If your cerebral palsy claim is successful, the amount of compensation you’ll be paid will have to be approved by a court. In many cases, a lump sum payment is awarded plus annual payments to cover your child’s care and treatment costs for the rest of their life.
Cerebral palsy compensation claims time limits
If you make a cerebral palsy compensation claim on behalf of your child, you can do so at any point before your child turns 18 years old.
After your child becomes an adult, the time limit for claiming will depend on their level of mental capacity. If the claimant hasn’t got the mental capacity to file a claim themselves then there isn’t a time limit for claiming. Otherwise, the claimant will need to make a claim before their 21st birthday.
To check how long you have to lodge your claim, please call our team today.
Interim payments for cerebral palsy claims
To ensure that your child is compensated fairly, cerebral palsy claims can take some time to be processed. This might be the case, for example, if it’s not yet possible to evaluate your child’s prognosis.

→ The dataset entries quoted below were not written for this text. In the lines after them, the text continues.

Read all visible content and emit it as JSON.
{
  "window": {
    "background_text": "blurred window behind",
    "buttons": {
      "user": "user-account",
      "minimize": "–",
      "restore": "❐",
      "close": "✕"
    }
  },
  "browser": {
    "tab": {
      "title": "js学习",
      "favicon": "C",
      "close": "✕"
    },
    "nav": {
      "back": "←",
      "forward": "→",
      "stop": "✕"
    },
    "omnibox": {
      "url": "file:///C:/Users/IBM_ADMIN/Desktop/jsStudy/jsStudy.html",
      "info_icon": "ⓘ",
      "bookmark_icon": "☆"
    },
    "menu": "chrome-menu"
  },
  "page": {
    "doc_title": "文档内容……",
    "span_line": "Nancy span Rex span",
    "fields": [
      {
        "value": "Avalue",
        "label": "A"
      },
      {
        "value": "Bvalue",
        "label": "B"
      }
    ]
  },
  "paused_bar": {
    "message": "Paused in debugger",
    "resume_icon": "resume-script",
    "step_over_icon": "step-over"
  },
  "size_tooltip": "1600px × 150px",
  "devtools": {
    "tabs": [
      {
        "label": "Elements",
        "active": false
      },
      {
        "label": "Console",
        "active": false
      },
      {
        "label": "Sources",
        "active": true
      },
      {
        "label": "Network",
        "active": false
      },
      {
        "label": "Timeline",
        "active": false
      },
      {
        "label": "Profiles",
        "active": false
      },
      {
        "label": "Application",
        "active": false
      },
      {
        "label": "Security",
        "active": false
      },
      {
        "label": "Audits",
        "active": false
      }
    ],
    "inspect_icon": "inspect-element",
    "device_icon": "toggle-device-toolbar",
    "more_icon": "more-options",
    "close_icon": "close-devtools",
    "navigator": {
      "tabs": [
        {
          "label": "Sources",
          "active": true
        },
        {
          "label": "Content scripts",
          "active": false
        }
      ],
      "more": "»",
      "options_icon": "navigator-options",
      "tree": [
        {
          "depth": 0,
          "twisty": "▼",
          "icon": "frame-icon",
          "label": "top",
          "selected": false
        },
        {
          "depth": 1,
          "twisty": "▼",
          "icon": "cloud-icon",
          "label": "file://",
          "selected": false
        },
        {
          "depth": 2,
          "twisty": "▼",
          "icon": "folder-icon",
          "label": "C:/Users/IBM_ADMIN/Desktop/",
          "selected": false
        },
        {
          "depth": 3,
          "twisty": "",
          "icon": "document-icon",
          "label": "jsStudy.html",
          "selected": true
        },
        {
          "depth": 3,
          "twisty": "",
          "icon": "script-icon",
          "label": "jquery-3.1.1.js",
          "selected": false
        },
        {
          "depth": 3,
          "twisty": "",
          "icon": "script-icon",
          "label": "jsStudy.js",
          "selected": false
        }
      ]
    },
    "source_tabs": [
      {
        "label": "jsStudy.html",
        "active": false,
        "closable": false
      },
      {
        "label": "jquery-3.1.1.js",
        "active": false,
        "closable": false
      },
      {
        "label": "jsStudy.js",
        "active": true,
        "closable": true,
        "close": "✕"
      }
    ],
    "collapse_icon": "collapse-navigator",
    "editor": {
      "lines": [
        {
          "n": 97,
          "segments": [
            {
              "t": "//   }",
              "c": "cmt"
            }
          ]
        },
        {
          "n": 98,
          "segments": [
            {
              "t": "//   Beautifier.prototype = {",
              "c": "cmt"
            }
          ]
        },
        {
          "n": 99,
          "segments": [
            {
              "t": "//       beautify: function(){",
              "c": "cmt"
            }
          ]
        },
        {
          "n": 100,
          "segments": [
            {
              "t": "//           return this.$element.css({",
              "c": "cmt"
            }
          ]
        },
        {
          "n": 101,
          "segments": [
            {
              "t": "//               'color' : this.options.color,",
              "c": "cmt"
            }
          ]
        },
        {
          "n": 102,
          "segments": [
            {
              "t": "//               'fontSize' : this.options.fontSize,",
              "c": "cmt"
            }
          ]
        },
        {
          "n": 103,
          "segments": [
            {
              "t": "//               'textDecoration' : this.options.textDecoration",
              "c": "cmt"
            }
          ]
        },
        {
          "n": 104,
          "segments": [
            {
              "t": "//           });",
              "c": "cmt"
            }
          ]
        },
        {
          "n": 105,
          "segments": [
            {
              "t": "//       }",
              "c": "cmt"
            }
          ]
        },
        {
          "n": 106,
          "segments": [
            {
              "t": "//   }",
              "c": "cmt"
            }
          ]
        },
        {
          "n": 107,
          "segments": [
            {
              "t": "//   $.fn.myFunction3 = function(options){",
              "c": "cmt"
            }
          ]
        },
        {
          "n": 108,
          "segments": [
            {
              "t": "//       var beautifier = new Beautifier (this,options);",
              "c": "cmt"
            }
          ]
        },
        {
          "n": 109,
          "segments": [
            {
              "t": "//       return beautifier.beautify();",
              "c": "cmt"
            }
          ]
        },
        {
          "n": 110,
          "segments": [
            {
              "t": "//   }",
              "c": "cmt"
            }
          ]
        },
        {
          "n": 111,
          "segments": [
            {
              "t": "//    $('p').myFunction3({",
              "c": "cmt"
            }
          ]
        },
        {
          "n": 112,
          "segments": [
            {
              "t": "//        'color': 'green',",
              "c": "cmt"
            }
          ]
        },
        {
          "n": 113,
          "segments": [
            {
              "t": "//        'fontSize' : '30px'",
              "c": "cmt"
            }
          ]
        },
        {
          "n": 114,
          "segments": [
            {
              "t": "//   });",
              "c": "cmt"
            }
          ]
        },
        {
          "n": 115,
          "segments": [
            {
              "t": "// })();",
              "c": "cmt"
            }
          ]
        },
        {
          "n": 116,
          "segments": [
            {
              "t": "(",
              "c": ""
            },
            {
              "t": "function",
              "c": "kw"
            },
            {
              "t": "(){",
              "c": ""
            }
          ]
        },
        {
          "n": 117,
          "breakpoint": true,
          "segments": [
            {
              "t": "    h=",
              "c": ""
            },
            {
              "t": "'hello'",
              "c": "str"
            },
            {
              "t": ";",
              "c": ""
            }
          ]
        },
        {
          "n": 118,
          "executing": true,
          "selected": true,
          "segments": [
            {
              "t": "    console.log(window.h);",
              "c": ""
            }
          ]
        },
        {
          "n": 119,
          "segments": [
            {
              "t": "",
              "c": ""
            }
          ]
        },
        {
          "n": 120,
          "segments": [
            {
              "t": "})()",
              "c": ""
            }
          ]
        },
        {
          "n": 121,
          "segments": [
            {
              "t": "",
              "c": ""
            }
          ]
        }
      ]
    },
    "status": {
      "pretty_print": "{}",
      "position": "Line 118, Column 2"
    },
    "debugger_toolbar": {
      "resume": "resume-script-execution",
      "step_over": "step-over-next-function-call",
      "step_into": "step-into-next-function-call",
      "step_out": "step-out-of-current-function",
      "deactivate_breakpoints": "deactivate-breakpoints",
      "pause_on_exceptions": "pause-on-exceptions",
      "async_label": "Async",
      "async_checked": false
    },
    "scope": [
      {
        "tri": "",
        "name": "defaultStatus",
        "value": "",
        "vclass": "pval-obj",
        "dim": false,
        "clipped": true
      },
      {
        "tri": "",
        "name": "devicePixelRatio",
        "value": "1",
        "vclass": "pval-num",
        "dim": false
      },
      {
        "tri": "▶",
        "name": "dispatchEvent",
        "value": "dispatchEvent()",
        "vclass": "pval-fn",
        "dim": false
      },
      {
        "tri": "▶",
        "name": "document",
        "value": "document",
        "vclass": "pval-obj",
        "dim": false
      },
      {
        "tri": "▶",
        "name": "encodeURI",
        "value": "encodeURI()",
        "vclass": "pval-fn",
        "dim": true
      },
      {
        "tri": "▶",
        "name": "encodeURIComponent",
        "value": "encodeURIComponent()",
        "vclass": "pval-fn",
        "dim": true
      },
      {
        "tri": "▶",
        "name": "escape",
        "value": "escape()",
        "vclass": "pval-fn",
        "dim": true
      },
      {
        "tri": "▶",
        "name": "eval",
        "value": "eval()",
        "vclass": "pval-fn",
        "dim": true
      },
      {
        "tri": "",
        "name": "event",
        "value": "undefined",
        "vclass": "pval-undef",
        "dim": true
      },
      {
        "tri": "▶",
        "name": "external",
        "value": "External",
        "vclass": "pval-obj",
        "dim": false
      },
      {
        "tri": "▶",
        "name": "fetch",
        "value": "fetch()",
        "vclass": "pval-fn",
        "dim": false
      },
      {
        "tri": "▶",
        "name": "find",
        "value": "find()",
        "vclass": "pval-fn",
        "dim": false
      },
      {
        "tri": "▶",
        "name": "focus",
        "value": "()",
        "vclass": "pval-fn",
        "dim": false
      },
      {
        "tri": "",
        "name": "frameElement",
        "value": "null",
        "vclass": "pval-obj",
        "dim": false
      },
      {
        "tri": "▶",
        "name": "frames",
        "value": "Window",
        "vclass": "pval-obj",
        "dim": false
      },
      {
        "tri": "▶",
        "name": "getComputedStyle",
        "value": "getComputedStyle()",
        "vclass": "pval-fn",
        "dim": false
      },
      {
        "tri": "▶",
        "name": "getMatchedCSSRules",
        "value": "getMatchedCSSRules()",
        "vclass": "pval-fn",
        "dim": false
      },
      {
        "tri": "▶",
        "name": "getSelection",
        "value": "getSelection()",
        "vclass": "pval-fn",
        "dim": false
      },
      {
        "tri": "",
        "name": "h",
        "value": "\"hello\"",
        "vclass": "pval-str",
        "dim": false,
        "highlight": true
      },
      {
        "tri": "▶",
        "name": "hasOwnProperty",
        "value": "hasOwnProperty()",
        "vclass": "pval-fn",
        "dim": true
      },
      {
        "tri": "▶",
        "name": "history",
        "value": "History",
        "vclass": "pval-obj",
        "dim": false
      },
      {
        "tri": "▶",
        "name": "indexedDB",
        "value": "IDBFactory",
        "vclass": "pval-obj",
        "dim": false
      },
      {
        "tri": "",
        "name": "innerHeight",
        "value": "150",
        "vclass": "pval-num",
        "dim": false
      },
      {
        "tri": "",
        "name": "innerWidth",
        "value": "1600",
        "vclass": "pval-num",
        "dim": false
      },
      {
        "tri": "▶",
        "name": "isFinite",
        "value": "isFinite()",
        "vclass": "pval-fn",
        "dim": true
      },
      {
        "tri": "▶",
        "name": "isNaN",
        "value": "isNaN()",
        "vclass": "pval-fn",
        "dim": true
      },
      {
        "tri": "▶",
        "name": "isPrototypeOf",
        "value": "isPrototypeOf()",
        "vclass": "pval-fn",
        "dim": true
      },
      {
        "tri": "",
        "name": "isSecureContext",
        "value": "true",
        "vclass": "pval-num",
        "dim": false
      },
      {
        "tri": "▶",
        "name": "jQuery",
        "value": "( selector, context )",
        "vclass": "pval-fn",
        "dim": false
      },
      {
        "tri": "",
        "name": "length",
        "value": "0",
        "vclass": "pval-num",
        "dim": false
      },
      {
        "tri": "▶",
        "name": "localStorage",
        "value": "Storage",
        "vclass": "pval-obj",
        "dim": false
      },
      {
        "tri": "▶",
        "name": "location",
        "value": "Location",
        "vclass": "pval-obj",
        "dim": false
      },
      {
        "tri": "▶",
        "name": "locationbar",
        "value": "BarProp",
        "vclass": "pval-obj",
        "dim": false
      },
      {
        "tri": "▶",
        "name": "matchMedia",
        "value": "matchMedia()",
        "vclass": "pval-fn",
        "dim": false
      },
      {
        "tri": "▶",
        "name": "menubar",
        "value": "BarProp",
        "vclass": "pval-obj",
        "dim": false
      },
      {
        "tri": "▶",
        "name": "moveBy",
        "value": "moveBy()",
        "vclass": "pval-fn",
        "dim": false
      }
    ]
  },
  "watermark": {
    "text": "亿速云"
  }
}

In these cases, you are likely to need financial support to help with care, rehabilitation or medical costs. You may need to cover living expenses as well if you’ve stopped working to support your child. In these cases, interim payments may be awarded monthly or annually until your claim is finalised. Please let your solicitor know if this is something that would make things easier for you. Importantly, interim payments are only possible if the hospital has accepted liability for your child’s suffering.
No Win, No Fee claims
Any claim accepted by a medical negligence solicitor from our panel will be managed on a No Win, No Fee basis. That means that you:
- Won’t pay legal fees upfront.
- Don’t have to pay legal fees if your claim is lost.
- Will only pay a success fee to cover your solicitor’s work if compensation is awarded.
The exact amount you’ll pay will be listed in your No Win, No Fee agreement but please feel free to discuss this with your solicitor if needs be.
Start a cerebral palsy claim today
We hope that our guide has made the options available to you clearer. If you believe compensation for cerebral palsy should be awarded, call us on 0800 652 1345 to discuss your options.
There’s no obligation to make a claim when you call and all advice we provide is free. If you do decide to take legal action and one of our panel of medical negligence lawyers can help, they’ll represent you on a No Win, No Fee basis. In all cases, they’ll try to secure every penny of the compensation you deserve.
Our live chat team is on hand to discuss cerebral palsy claims too so please feel free to connect with them at any point.